Our time in Thailand included a range of sensory experiences, one of which was tea. One might think that living in India, we have little more to learn about tea, but that is far from the truth. Our experience with tea in our adopted home has been more visual than experiential; drives through the beautiful, sculpted tea landscapes of Munnar, or the tea tours near Thekkady, for example.
In the northern Thailand we visited a 60-hectare tea plantation near the Lisu Hilltribe village in Chaing Mai Province. One of the oldest plantations in the country, the owners are working on expanding the quantity of tea produced while offering the full range of tea experience for visitors, from planting a seed that will be lovingly cared for over a 2-year period before being transplanted, to hand plucking the tender green “silver tips” of the tea, Continue reading
There are many similarities between Indian and Thai river life; watching villagers and people on barges going about their daily lives on the water is one, and the flora and fauna of river life is another. While traveling on the Chao Phraya River it only took a moment to see how the water hyacinths have the potential to choke river traffic. My excitement was piqued when Chananya from Asian Oasis told me that there was an established industry to use the plant for decorative, household and furniture purposes. Continue reading
With the opening of Spice Harbour and Marari Pearl, life at RAXA Collective frequently is filled with a flurry of activities. But a current visit to meet colleagues in Thailand has reminded me of my love of markets. The first leg of our trip took place on the lovely Mekhala Rice Boat cruising up the Chao Phraya River from Bangkok toward the Bang Pa In Summer Palace. The overnight was lovely, but one of the highlights was a stop at the riverside market at Pathum Thani.

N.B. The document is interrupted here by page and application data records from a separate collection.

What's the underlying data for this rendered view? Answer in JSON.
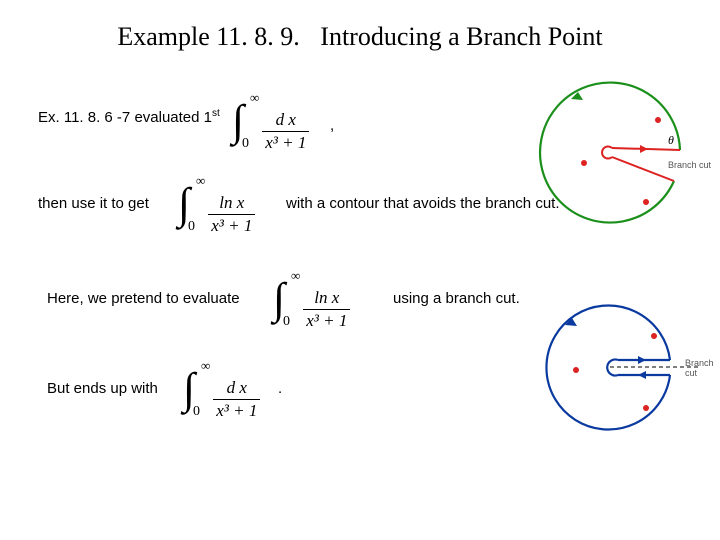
{
  "title": {
    "example": "Example 11. 8. 9.",
    "subtitle": "Introducing a Branch Point"
  },
  "line1": {
    "prefix": "Ex. 11. 8. 6 -7  evaluated 1",
    "prefix_sup": "st",
    "int": {
      "top": "∞",
      "bot": "0",
      "num": "d x",
      "den": "x³ + 1"
    },
    "suffix": ","
  },
  "line2": {
    "prefix": "then use it to get",
    "int": {
      "top": "∞",
      "bot": "0",
      "num": "ln x",
      "den": "x³ + 1"
    },
    "suffix": "with a contour that avoids the branch cut."
  },
  "line3": {
    "prefix": "Here, we pretend to evaluate",
    "int": {
      "top": "∞",
      "bot": "0",
      "num": "ln x",
      "den": "x³ + 1"
    },
    "suffix": "using a branch cut."
  },
  "line4": {
    "prefix": "But ends up with",
    "int": {
      "top": "∞",
      "bot": "0",
      "num": "d x",
      "den": "x³ + 1"
    },
    "suffix": "."
  },
  "diagrams": {
    "angle_label": "θ",
    "branch_cut1": "Branch cut",
    "branch_cut2": "Branch cut"
  }
}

Although similar to markets I’ve experience in India, this one seemed to have a distinctive Thai flare, with more prepared items than I’ve seen in India.
As we continue to work on plating and food trials for 51 at Spice Harbour, the concept of deconstructing a typical Kerala dish often makes it into the conversation. During these conversations with Indian colleagues the subject of “typical American food” frequently comes up. Like India, there’s no one “American cuisine” (don’t get me started on the horrors of our fast food exports), but a Thanksgiving meal comes close.
In the collaborative spirit of preparing and plating a meal that’s meant to be shared, multi-media artist Hannah Rothstein deconstructed the classic Thanksgiving meal of turkey, gravy, cranberry sauce and “sides” with a nod to 10 artists with the most distinctive of painting styles, with the acception of Cindy Sherman, a photographer best known for her conceptual portraits. Continue reading
One aspect of the reconnaisance for projects in Greece included embracing and honoring past experiences. The place of foodways and cuisine in the narrative of lives can never be underestimated. The taste and aroma of a specific food brings back floods of memories, crossing the bounderies of time and space.
Visiting Laconia, the region in the Greek Peloponnesus that year after year receives accolades for both it’s olives and extra virgin olive oil (EVOO) was in many ways like coming home. Coming home to family heritage, coming home to living in other olive producing countries and how we embraced those cyclical events that humans have engaged in from time immemorial.
In the village of Soustiani in Laconia we met Nikos Papadakos and his wife, after a 6 year hiatus, to again talk about their company, Lithos. In this region of olive excellence they form a cooperative of organic farmers, collecting the harvest into one source and both pressing the fruit into EVOO and packaging the olives in both jars and vacuum packed sachets for easy transport. Continue reading